Information: Begin

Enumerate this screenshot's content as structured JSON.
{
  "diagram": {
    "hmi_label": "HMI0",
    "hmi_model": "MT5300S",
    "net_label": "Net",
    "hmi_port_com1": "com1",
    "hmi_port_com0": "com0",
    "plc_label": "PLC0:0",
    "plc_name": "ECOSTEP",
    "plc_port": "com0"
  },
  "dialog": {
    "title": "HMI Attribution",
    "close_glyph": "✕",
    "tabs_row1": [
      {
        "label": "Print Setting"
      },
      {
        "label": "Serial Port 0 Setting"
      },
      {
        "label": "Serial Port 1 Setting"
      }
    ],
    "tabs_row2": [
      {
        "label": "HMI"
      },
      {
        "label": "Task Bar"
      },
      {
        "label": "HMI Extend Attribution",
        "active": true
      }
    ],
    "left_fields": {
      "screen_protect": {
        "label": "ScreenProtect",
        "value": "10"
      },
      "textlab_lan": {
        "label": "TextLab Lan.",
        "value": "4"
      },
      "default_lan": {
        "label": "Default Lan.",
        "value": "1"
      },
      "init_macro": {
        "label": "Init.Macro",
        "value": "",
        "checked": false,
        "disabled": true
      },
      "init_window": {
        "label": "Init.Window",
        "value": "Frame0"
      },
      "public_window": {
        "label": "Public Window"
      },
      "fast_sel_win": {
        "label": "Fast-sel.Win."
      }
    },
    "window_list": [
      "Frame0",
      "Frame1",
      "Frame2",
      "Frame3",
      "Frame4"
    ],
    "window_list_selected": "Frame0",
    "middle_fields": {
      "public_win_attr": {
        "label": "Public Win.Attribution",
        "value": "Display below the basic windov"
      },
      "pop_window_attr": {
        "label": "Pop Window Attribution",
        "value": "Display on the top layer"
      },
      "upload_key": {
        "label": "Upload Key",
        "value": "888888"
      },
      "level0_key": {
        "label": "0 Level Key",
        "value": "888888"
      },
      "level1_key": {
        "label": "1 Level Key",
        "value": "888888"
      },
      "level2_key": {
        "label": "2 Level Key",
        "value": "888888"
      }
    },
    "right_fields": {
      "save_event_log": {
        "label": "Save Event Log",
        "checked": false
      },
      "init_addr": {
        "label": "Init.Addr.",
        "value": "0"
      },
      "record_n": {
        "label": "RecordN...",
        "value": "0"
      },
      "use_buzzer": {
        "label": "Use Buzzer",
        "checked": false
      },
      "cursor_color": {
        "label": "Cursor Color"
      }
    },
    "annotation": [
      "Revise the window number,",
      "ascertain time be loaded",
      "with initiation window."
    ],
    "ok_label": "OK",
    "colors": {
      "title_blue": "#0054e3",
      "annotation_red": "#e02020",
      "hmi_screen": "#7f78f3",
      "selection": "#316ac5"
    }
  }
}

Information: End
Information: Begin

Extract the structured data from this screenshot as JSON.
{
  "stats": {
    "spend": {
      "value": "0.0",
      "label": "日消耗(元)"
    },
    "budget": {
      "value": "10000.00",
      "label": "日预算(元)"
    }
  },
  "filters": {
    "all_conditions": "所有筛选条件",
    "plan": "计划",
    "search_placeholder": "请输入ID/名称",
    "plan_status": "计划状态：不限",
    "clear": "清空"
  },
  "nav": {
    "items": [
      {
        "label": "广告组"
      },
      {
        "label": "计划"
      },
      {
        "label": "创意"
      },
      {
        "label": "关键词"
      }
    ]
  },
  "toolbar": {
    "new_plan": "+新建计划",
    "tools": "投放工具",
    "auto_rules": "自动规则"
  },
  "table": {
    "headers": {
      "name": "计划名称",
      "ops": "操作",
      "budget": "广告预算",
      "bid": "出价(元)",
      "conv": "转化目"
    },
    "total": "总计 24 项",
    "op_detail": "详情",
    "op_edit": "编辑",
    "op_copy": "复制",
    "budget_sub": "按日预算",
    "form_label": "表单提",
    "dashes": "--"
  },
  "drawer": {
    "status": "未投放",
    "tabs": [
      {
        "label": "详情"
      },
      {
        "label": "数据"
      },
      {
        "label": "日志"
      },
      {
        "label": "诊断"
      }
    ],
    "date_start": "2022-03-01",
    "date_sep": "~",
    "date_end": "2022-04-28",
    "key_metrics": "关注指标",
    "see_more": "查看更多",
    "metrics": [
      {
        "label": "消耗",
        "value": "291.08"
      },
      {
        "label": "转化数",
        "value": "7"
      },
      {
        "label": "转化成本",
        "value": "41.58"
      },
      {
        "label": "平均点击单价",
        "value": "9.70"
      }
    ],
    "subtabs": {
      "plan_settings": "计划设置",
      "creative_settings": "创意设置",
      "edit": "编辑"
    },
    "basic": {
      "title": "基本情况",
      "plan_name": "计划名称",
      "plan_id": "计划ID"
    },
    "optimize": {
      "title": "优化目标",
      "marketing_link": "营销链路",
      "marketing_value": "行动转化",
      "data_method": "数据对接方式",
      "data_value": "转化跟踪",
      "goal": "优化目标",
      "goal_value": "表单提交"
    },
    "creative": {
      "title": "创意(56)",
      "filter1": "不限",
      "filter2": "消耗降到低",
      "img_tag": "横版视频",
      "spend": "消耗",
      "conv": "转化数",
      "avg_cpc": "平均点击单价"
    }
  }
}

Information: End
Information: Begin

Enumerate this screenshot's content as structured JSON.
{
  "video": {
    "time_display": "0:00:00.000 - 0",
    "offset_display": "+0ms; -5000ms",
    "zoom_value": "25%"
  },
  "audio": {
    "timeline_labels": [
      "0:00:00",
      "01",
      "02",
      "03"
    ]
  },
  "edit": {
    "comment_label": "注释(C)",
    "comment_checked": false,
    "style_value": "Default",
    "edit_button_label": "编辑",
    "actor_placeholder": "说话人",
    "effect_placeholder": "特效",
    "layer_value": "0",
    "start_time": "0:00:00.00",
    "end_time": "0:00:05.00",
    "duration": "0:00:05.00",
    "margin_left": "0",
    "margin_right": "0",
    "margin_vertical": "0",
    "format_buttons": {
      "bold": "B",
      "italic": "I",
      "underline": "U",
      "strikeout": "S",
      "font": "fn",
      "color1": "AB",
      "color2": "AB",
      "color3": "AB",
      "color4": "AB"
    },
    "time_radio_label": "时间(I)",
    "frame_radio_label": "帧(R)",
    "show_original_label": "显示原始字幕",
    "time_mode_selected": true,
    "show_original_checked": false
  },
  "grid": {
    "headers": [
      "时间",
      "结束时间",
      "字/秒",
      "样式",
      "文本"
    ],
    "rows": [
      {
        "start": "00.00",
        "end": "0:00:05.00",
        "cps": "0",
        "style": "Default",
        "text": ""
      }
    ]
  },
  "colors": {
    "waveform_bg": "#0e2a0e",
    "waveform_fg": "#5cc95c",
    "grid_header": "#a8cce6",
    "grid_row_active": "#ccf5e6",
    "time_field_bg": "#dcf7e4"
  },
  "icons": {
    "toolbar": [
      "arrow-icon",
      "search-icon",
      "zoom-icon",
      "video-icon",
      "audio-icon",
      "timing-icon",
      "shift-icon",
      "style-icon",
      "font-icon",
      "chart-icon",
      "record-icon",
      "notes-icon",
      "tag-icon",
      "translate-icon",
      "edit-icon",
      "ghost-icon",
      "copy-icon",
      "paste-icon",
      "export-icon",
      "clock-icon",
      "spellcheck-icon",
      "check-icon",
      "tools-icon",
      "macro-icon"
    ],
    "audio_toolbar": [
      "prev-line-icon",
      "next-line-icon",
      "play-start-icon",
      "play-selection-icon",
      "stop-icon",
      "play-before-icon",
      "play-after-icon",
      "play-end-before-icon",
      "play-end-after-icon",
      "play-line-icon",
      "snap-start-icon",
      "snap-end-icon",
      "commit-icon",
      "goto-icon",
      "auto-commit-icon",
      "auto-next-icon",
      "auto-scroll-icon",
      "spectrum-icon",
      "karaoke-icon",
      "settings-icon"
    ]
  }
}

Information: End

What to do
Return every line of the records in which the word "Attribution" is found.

Expected answer
    "title": "HMI Attribution",
        "label": "HMI Extend Attribution",
        "label": "Public Win.Attribution",
        "label": "Pop Window Attribution",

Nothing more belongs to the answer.